Monday, 20 January 2014
Northanger Abbey is generally considered to be the weakest of Jane Austen’s novels. Well, not the very weakest – she wrote some ‘juvenilia’ which doesn’t bear talking about, and she didn’t finish a few of her later novels, so we can’t really count those. But there are five ‘major novels’, and this isn’t classed as one of them.
So should you read it? The critical summary on the back of the copy I read, absolutely trashed it. It took the tone of ‘it’s not quite as terrible as everyone says. Well... actually it is, but that’s what makes it so charming’. To understand Northanger Abbey’s diminutive literary reputation, the first place to look is the plot. Being a Jane Austen novel – of course – it’s centres around a girl and boy who fall in love...
“The person, be it gentleman or lady, who has not pleasure in a good novel, must be intolerably stupid.”
Catherine Morland, a naive girl of seventeen, tries to escape the boredom of provincial life, and so goes to live in Bath with some friends of the family. There she meets a guy that she thinks is really rather nice (Henry Tilney), becomes firm friends with his sister and another girl, and a beastly man – who she doesn’t like in nearly the same way – starts to follow her around. After a time, she goes to stay with Henry and his sister in their father’s home – Northanger Abbey. Growing ever closer to Henry – after a few hurdles – they declare their love for each other and are soon married.
So what’s wrong with that? Well critics talk about a lack of structure and coherence. In Jane Austen’s other novels, the plot slots together like a jigsaw, and love only forms between two people when they fit. But in Northanger Abbey, everything feels a bit rammed together. For example, the central love story. Catherine Morland and Henry Tilney don’t seem fated to be together at all. Henry is ironic, witty and intelligent, whilst Catherine is naive, honest, and demure – and completely misunderstands everything he says.
Starship enterprise on warp-drive
Indeed, towards the end, Jane Austen seems to have got quite bored of writing the book. She wraps up all the outstanding details of the plot in scarcely a page – giving just a summary rather than a proper ending. The pace of the plot goes from a gentle canter on a well-fed pony to the Starship enterprise on warp-drive, ignominiously dumping the reader at the end of the book.
So should you read?
So should you read Northanger Abbey? Well, it’s important to say that it doesn’t appear to have lots of hidden wisdom (perhaps it’s too well-hidden). In fact, it seems quite difficult to extract any life lessons from Northanger Abbey at all. The characters, by and large, don’t make tough choices, still less do we see them wrestle with any difficult moral conundra. Catherine is so naive that the personal growth she experiences – allowing her to become a slightly wiser person – is not instructive. The reader remains two or three steps ahead of her at all times.

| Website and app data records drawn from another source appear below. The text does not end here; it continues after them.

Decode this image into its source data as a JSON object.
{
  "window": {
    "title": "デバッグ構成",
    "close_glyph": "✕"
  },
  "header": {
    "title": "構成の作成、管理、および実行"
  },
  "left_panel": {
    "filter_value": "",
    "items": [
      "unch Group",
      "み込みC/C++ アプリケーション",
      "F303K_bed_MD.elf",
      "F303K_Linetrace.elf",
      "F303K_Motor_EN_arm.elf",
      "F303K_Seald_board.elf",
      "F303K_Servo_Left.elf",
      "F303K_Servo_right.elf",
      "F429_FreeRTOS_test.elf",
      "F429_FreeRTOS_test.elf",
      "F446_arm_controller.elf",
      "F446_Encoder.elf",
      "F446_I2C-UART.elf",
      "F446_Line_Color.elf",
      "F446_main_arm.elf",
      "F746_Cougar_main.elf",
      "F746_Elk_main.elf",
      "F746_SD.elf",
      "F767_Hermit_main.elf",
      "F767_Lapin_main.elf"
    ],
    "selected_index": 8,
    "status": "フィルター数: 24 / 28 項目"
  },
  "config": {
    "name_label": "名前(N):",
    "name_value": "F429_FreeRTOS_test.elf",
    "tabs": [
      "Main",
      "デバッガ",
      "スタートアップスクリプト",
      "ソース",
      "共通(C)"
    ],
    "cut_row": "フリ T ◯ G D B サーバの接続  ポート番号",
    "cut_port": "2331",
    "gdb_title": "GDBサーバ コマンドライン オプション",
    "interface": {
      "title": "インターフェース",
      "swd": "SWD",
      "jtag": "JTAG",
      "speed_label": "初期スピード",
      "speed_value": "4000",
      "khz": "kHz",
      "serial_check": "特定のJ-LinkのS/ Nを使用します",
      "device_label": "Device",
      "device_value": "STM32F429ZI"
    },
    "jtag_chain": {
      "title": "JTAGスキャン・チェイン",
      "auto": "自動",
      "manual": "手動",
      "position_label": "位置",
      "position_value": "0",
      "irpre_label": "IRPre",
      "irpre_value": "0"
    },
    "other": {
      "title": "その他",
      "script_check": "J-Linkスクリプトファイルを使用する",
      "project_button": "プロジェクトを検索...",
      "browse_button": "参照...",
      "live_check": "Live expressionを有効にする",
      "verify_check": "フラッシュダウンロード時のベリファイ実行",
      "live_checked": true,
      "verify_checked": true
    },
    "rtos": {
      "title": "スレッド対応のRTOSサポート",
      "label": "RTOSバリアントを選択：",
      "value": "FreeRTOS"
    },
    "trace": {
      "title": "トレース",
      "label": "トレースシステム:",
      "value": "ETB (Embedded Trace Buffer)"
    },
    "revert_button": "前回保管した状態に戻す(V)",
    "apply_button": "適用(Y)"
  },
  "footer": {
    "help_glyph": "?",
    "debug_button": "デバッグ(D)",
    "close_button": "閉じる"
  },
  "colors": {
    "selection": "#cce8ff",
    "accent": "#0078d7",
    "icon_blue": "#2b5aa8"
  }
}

That said, there are lots of reasons why someone might want to read this book. The overall tone is winning. It has a real youthful feel that gets in and drives it, and an air of springtime, gayness and naïveté. It seems to have been written to be enjoyed with a sense of gleeful optimism. That’s really quite wonderful, and a breathe of fresh-air against a literary milieu of cynicism and jaded done-it-alls. Through Jane Austen’s youngest novel, we experience the world with new eyes, and the pleasure of being a child again, discovering love for the first time.
That said, I think Northanger Abbey might struggle to be called a ‘great’ book. It probably wouldn’t be classed in the top one hundred – or even the top five hundred books – of all time. It’s the kind of book that, if you scrupulously read only the books you simply had to have read, you might miss out and not feel too guilty.
To hell with it
But that would be a shame. Frankly, I think we should fight back against this culture of over analyzing the merit of every book – judging them all by a set of predetermined criteria. So what if the author’s hand is ‘visible’? So what if she omnipotently makes things happen without recourse to the proper sense of flow? And so what if Henry and Catherine aren’t perfectly suited (and end up divorced in a few years)? And, hang it all, so what if Austen finishes the novel rather quickly? Books should be more than a sum of their details, and Northanger Abbey should be judged by how it makes you feel. And that feeling is, quite simply, happiness.
So should you read it? I say yes, and the reason is simple. Because if you don’t – you’d be missing out.